[[ Information provided, beginning ]]

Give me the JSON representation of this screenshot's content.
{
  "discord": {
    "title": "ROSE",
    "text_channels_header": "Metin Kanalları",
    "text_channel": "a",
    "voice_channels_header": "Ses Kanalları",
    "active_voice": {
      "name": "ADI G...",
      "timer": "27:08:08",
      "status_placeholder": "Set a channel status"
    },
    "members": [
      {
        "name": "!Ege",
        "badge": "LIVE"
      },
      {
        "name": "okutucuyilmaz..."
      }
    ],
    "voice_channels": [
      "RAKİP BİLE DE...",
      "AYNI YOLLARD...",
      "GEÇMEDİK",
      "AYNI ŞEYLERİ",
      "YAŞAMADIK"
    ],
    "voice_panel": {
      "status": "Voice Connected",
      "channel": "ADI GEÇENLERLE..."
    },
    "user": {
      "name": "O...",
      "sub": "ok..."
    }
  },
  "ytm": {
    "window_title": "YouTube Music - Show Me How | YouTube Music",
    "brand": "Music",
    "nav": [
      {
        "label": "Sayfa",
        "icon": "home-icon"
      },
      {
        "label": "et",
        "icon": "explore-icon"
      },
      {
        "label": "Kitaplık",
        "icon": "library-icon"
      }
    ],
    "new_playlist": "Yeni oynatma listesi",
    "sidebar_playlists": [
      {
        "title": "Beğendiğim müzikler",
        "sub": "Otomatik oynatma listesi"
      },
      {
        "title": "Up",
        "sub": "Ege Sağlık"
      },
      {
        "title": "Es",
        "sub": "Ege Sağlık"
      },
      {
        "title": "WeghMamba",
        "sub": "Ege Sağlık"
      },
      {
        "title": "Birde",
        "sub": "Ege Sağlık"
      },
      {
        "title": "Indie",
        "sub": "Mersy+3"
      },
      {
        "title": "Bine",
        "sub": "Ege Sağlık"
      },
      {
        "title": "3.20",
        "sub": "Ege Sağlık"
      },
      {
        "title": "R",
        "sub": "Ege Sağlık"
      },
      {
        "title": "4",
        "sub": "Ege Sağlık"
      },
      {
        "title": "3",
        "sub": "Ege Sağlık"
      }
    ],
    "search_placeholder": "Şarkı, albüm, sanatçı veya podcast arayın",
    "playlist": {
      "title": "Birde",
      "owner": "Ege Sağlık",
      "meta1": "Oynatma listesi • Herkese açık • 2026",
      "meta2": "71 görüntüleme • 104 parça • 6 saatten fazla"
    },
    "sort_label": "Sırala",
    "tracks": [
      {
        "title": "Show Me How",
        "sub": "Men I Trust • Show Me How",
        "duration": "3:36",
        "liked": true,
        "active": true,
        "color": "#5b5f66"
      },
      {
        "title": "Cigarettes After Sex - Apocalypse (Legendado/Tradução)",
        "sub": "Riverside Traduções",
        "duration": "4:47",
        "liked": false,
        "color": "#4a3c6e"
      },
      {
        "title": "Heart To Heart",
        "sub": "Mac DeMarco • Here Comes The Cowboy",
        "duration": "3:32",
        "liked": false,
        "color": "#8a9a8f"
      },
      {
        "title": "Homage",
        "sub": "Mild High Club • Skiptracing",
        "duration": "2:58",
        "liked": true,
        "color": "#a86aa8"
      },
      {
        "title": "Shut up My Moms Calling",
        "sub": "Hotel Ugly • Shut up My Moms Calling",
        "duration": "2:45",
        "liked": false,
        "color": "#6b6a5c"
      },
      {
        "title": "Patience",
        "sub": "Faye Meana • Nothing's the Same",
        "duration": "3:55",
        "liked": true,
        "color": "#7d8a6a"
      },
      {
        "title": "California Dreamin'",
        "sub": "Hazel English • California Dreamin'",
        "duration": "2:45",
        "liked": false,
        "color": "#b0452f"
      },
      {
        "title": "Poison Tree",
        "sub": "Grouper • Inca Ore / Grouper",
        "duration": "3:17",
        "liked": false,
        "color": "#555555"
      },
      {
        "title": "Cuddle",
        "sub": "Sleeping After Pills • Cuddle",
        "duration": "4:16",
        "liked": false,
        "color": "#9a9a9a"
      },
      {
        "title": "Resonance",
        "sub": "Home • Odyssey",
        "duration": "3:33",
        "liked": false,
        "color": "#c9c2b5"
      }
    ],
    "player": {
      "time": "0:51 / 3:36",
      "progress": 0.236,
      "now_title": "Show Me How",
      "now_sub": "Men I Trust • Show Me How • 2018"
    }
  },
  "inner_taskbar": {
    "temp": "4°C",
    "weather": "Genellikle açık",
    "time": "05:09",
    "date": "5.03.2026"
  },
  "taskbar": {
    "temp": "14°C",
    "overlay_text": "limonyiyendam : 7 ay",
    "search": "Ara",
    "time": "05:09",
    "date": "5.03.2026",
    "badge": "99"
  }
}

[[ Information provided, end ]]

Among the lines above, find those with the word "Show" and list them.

    "window_title": "YouTube Music - Show Me How | YouTube Music",
        "title": "Show Me How",
        "sub": "Men I Trust • Show Me How",
      "now_title": "Show Me How",
      "now_sub": "Men I Trust • Show Me How • 2018"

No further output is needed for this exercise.